> _What you need to do_: Please print out every line of the material, unchanged.
+++ Source material
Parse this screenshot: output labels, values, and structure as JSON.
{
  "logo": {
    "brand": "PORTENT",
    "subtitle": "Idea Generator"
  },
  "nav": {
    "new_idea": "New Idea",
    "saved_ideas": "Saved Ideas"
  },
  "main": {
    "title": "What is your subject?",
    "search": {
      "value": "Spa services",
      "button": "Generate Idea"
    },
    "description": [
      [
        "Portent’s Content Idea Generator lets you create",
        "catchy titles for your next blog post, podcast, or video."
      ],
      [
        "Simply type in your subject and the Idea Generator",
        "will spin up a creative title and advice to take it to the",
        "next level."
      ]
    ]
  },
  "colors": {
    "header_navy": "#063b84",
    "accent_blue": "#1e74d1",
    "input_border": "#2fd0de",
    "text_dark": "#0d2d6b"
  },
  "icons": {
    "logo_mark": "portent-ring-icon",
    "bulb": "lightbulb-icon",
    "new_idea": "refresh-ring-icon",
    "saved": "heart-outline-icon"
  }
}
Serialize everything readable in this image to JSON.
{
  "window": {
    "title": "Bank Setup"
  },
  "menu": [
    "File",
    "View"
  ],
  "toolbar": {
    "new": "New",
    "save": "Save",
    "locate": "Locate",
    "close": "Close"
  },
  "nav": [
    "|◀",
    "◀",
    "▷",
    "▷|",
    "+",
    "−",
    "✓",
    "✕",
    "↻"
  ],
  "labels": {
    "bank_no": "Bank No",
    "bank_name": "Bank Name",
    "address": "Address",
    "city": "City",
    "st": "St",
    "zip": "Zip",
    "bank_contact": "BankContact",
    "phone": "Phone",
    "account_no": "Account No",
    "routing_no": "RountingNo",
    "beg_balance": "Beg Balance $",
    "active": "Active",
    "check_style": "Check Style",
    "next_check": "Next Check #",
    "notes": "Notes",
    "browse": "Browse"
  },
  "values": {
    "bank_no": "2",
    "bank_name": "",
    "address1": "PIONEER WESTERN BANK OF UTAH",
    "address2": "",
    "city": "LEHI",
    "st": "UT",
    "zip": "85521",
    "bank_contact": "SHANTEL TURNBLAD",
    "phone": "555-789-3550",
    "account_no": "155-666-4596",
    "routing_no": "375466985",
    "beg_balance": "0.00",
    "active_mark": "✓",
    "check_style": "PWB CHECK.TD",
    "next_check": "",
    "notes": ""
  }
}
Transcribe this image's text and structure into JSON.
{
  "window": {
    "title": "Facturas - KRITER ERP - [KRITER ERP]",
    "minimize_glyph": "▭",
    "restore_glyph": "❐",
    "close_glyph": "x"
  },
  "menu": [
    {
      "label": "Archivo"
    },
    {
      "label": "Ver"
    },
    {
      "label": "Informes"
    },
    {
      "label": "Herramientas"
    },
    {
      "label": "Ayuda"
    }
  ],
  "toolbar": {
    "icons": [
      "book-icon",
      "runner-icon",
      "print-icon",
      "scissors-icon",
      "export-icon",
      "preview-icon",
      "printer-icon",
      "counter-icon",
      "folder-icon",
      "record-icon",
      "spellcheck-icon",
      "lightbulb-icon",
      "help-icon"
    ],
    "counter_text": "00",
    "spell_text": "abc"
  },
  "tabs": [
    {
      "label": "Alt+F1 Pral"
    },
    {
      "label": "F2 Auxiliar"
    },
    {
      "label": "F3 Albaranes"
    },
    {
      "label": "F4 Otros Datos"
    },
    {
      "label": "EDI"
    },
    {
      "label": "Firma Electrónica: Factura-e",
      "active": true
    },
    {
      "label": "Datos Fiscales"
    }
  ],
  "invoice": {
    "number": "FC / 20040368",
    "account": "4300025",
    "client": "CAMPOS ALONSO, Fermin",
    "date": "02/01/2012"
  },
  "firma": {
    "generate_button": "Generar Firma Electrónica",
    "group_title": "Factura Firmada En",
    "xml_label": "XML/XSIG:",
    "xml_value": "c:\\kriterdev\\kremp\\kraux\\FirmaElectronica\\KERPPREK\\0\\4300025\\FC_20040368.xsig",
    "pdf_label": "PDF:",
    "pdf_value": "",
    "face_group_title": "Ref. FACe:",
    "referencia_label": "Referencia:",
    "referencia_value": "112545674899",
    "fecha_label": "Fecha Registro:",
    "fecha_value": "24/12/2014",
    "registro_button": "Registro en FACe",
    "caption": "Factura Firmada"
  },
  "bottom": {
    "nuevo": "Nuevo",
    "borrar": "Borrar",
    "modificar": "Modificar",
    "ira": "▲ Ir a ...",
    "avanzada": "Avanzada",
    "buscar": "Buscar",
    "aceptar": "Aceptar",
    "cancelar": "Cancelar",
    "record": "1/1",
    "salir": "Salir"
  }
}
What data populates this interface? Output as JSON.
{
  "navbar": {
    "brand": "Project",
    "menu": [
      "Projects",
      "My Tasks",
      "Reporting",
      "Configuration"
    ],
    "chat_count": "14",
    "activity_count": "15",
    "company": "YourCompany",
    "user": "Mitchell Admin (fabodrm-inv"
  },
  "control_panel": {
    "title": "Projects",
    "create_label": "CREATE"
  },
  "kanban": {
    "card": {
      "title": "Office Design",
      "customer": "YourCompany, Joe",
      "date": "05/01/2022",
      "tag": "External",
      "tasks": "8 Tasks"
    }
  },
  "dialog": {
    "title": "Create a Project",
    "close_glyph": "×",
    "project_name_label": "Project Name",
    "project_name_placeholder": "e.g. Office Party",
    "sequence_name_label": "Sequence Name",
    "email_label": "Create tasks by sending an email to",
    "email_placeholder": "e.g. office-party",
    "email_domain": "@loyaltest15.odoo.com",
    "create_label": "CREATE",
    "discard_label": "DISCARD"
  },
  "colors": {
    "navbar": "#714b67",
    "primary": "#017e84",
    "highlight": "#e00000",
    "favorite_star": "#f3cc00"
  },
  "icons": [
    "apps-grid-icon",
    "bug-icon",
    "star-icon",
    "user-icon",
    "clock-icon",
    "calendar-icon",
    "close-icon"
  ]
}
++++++
> _Solution to this task_:
Parse this screenshot: output labels, values, and structure as JSON.
{
  "logo": {
    "brand": "PORTENT",
    "subtitle": "Idea Generator"
  },
  "nav": {
    "new_idea": "New Idea",
    "saved_ideas": "Saved Ideas"
  },
  "main": {
    "title": "What is your subject?",
    "search": {
      "value": "Spa services",
      "button": "Generate Idea"
    },
    "description": [
      [
        "Portent’s Content Idea Generator lets you create",
        "catchy titles for your next blog post, podcast, or video."
      ],
      [
        "Simply type in your subject and the Idea Generator",
        "will spin up a creative title and advice to take it to the",
        "next level."
      ]
    ]
  },
  "colors": {
    "header_navy": "#063b84",
    "accent_blue": "#1e74d1",
    "input_border": "#2fd0de",
    "text_dark": "#0d2d6b"
  },
  "icons": {
    "logo_mark": "portent-ring-icon",
    "bulb": "lightbulb-icon",
    "new_idea": "refresh-ring-icon",
    "saved": "heart-outline-icon"
  }
}
Serialize everything readable in this image to JSON.
{
  "window": {
    "title": "Bank Setup"
  },
  "menu": [
    "File",
    "View"
  ],
  "toolbar": {
    "new": "New",
    "save": "Save",
    "locate": "Locate",
    "close": "Close"
  },
  "nav": [
    "|◀",
    "◀",
    "▷",
    "▷|",
    "+",
    "−",
    "✓",
    "✕",
    "↻"
  ],
  "labels": {
    "bank_no": "Bank No",
    "bank_name": "Bank Name",
    "address": "Address",
    "city": "City",
    "st": "St",
    "zip": "Zip",
    "bank_contact": "BankContact",
    "phone": "Phone",
    "account_no": "Account No",
    "routing_no": "RountingNo",
    "beg_balance": "Beg Balance $",
    "active": "Active",
    "check_style": "Check Style",
    "next_check": "Next Check #",
    "notes": "Notes",
    "browse": "Browse"
  },
  "values": {
    "bank_no": "2",
    "bank_name": "",
    "address1": "PIONEER WESTERN BANK OF UTAH",
    "address2": "",
    "city": "LEHI",
    "st": "UT",
    "zip": "85521",
    "bank_contact": "SHANTEL TURNBLAD",
    "phone": "555-789-3550",
    "account_no": "155-666-4596",
    "routing_no": "375466985",
    "beg_balance": "0.00",
    "active_mark": "✓",
    "check_style": "PWB CHECK.TD",
    "next_check": "",
    "notes": ""
  }
}
Transcribe this image's text and structure into JSON.
{
  "window": {
    "title": "Facturas - KRITER ERP - [KRITER ERP]",
    "minimize_glyph": "▭",
    "restore_glyph": "❐",
    "close_glyph": "x"
  },
  "menu": [
    {
      "label": "Archivo"
    },
    {
      "label": "Ver"
    },
    {
      "label": "Informes"
    },
    {
      "label": "Herramientas"
    },
    {
      "label": "Ayuda"
    }
  ],
  "toolbar": {
    "icons": [
      "book-icon",
      "runner-icon",
      "print-icon",
      "scissors-icon",
      "export-icon",
      "preview-icon",
      "printer-icon",
      "counter-icon",
      "folder-icon",
      "record-icon",
      "spellcheck-icon",
      "lightbulb-icon",
      "help-icon"
    ],
    "counter_text": "00",
    "spell_text": "abc"
  },
  "tabs": [
    {
      "label": "Alt+F1 Pral"
    },
    {
      "label": "F2 Auxiliar"
    },
    {
      "label": "F3 Albaranes"
    },
    {
      "label": "F4 Otros Datos"
    },
    {
      "label": "EDI"
    },
    {
      "label": "Firma Electrónica: Factura-e",
      "active": true
    },
    {
      "label": "Datos Fiscales"
    }
  ],
  "invoice": {
    "number": "FC / 20040368",
    "account": "4300025",
    "client": "CAMPOS ALONSO, Fermin",
    "date": "02/01/2012"
  },
  "firma": {
    "generate_button": "Generar Firma Electrónica",
    "group_title": "Factura Firmada En",
    "xml_label": "XML/XSIG:",
    "xml_value": "c:\\kriterdev\\kremp\\kraux\\FirmaElectronica\\KERPPREK\\0\\4300025\\FC_20040368.xsig",
    "pdf_label": "PDF:",
    "pdf_value": "",
    "face_group_title": "Ref. FACe:",
    "referencia_label": "Referencia:",
    "referencia_value": "112545674899",
    "fecha_label": "Fecha Registro:",
    "fecha_value": "24/12/2014",
    "registro_button": "Registro en FACe",
    "caption": "Factura Firmada"
  },
  "bottom": {
    "nuevo": "Nuevo",
    "borrar": "Borrar",
    "modificar": "Modificar",
    "ira": "▲ Ir a ...",
    "avanzada": "Avanzada",
    "buscar": "Buscar",
    "aceptar": "Aceptar",
    "cancelar": "Cancelar",
    "record": "1/1",
    "salir": "Salir"
  }
}
What data populates this interface? Output as JSON.
{
  "navbar": {
    "brand": "Project",
    "menu": [
      "Projects",
      "My Tasks",
      "Reporting",
      "Configuration"
    ],
    "chat_count": "14",
    "activity_count": "15",
    "company": "YourCompany",
    "user": "Mitchell Admin (fabodrm-inv"
  },
  "control_panel": {
    "title": "Projects",
    "create_label": "CREATE"
  },
  "kanban": {
    "card": {
      "title": "Office Design",
      "customer": "YourCompany, Joe",
      "date": "05/01/2022",
      "tag": "External",
      "tasks": "8 Tasks"
    }
  },
  "dialog": {
    "title": "Create a Project",
    "close_glyph": "×",
    "project_name_label": "Project Name",
    "project_name_placeholder": "e.g. Office Party",
    "sequence_name_label": "Sequence Name",
    "email_label": "Create tasks by sending an email to",
    "email_placeholder": "e.g. office-party",
    "email_domain": "@loyaltest15.odoo.com",
    "create_label": "CREATE",
    "discard_label": "DISCARD"
  },
  "colors": {
    "navbar": "#714b67",
    "primary": "#017e84",
    "highlight": "#e00000",
    "favorite_star": "#f3cc00"
  },
  "icons": [
    "apps-grid-icon",
    "bug-icon",
    "star-icon",
    "user-icon",
    "clock-icon",
    "calendar-icon",
    "close-icon"
  ]
}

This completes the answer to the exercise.